Rationale: Airway nitric oxide concentrations are reduced in cystic fibrosis (CF). Arginases compete for L-arginine, the substrate of nitric oxide synthesis.
Objectives: We hypothesized that increased arginase activity may be one factor contributing to nitric oxide deficiency in CF.
Measurements: We therefore studied sputum arginase activity, exhaled nitric oxide, and pulmonary function in patients with cystic fibrosis.
Results: Mean (+/- SEM) sputum arginase activity was significantly higher in patients admitted for pulmonary exacerbation compared with patients with stable disease (1.032 +/- 0.148 vs. 0.370 +/- 0.091 U/mg protein, p = 0.004). Fourteen days of intravenous antibiotic treatment resulted in significantly decreased sputum arginase activity in all patients (p = 0.0002). However, arginase activity was still significantly (p = 0.0001) higher in CF sputum after treatment for exacerbation compared with induced sputum from healthy control subjects (0.026 +/- 0.006 U/mg protein). Negative correlations were found for sputum arginase activity at admission with FEV1 (r = -0.41, p = 0.01), as well as changes in arginase activity with percent change in FEV1 during antibiotic therapy (r = -0.4, p < 0.01) in CF. Exhaled nitric oxide in CF was positively correlated to FEV1 (r = 0.34, p = 0.007), and in patients admitted for pulmonary exacerbation negatively correlated to sputum arginase activity (r = -0.45, p = 0.03).

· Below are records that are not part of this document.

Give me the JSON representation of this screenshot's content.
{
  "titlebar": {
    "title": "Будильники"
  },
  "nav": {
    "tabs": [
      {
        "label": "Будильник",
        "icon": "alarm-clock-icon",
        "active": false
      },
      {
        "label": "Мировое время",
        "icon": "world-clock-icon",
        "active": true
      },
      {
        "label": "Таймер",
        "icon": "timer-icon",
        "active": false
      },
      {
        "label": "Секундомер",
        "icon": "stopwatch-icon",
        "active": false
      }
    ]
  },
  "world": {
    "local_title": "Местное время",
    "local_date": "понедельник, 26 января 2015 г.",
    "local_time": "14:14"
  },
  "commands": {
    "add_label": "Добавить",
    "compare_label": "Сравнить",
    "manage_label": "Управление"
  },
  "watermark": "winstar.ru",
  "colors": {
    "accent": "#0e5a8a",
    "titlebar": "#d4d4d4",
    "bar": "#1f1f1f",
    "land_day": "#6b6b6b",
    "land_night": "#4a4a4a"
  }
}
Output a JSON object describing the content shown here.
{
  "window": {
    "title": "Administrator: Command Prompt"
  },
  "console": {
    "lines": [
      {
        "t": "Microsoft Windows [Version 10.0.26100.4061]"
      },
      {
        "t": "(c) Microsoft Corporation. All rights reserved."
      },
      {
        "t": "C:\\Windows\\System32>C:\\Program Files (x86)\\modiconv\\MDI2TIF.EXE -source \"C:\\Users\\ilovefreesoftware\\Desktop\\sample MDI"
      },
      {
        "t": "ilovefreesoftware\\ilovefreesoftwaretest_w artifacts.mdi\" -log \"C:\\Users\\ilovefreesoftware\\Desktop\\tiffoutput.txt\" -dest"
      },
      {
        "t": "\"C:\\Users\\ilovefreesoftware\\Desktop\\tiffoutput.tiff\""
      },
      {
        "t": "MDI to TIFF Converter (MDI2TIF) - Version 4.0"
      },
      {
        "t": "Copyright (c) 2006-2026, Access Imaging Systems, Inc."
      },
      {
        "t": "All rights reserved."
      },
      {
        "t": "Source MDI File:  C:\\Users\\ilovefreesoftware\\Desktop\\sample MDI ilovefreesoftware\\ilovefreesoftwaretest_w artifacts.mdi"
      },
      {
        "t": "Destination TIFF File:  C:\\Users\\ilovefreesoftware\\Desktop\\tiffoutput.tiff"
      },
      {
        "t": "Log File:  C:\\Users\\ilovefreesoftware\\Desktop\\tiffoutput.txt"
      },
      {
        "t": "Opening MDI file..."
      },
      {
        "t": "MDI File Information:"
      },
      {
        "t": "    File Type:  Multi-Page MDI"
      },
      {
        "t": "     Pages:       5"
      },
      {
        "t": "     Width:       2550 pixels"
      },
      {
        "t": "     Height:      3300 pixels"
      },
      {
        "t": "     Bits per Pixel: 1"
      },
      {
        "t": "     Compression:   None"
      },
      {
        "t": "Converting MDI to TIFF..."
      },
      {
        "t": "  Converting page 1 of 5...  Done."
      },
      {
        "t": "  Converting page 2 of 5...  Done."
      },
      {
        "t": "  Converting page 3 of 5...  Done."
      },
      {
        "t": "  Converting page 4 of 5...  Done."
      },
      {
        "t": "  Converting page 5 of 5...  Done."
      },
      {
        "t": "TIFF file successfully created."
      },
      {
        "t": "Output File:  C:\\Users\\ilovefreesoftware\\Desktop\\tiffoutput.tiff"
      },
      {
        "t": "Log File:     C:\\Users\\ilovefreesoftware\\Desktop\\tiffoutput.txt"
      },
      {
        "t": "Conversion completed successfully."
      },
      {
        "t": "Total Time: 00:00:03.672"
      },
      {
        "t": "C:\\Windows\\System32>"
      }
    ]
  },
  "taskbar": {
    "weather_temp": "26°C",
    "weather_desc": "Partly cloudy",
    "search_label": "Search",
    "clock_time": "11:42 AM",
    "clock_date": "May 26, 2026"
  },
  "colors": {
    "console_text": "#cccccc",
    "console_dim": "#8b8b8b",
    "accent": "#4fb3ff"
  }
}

Conclusions: These data suggest that increased sputum arginase activity contributes to nitric oxide deficiency in CF lung disease and may be relevant in the pathogenesis of CF airway disease.